Key to Becket’s transcendence of her situation is her skill at translating life experiences into dance. Besides preserving many of Becket’s performances, the film situates them within a life whose art is itself the overcoming of obstacles, thereby placing “Amargosa” among prime examples of inspiring cinema about artists and art-making.

Not dwelling on the most famous aspect of Becket’s fashioning of her opera house — the wall and ceiling murals that create a marvelous effect of an audience watching Becket perform with partner Tom Willet, the film instead details the sacrifice she put into the project: namely, how her then-husband lost patience during the mural’s time-consuming creation, and left her for another woman.

Becket, who owns the dusty hamlet surrounding the opera house and adjacent haunted motel, seems to have fed off her environs, involving herself in local attempts to rescue wild horses and giving the area a kind of one-woman civic boost, while immersing herself in Death Valley lore including all those ghosts bumping around. Even this bit of eccentricity is given the utmost respect by Robinson, who employs it as part of the underlying theme that Becket, who is now 91, is reaching the winter of her life.

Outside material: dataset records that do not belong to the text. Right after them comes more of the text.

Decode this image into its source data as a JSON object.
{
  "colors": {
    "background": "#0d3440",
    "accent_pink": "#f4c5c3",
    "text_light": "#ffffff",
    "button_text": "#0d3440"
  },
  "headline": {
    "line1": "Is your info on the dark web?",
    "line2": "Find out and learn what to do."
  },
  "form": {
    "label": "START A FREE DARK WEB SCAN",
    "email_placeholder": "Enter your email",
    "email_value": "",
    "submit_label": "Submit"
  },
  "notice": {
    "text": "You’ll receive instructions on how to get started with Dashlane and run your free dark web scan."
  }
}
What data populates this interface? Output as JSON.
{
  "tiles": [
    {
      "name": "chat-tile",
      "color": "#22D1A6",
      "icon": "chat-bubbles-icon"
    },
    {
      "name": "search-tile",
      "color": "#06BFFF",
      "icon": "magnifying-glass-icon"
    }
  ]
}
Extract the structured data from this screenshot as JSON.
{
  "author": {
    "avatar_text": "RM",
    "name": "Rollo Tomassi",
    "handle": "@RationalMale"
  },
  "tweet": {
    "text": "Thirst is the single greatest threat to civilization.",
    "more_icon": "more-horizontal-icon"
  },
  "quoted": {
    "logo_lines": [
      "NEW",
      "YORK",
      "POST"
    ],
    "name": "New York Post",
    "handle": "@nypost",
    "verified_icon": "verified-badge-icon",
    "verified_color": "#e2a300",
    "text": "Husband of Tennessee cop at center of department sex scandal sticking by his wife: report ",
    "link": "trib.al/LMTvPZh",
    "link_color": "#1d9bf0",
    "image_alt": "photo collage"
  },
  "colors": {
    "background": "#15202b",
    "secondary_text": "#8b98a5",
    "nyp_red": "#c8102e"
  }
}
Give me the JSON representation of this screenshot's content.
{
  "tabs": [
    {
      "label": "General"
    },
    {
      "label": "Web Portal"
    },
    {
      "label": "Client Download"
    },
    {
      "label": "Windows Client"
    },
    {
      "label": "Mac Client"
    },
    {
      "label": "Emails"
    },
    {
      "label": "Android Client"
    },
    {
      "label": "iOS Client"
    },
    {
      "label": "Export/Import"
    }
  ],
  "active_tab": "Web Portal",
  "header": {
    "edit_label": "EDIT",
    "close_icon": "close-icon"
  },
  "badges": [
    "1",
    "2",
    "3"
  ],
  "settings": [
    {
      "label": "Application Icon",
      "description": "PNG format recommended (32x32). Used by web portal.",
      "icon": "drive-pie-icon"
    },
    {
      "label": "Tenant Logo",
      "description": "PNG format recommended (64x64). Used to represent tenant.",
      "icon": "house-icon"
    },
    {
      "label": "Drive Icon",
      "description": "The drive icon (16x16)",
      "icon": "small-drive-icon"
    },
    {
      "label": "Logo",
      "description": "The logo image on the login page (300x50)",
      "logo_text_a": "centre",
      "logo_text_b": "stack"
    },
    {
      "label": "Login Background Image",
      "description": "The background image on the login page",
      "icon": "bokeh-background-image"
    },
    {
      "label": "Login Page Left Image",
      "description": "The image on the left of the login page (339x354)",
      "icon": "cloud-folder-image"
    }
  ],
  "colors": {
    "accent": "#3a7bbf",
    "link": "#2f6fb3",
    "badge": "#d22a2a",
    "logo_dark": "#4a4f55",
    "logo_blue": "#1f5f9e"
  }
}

Locals worry that the town will vanish along with her, which is an even higher compliment than admirer Ray Bradbury’s: “She represents the spirit of the individual, of creativity.”

There is a suggested donation of $5 for REEL NEW MEXICO and you can bring food and drink into the auditorium, thanks to our friends at La Plancha, located across the hall.

For more information, please call Jeff at 466.1634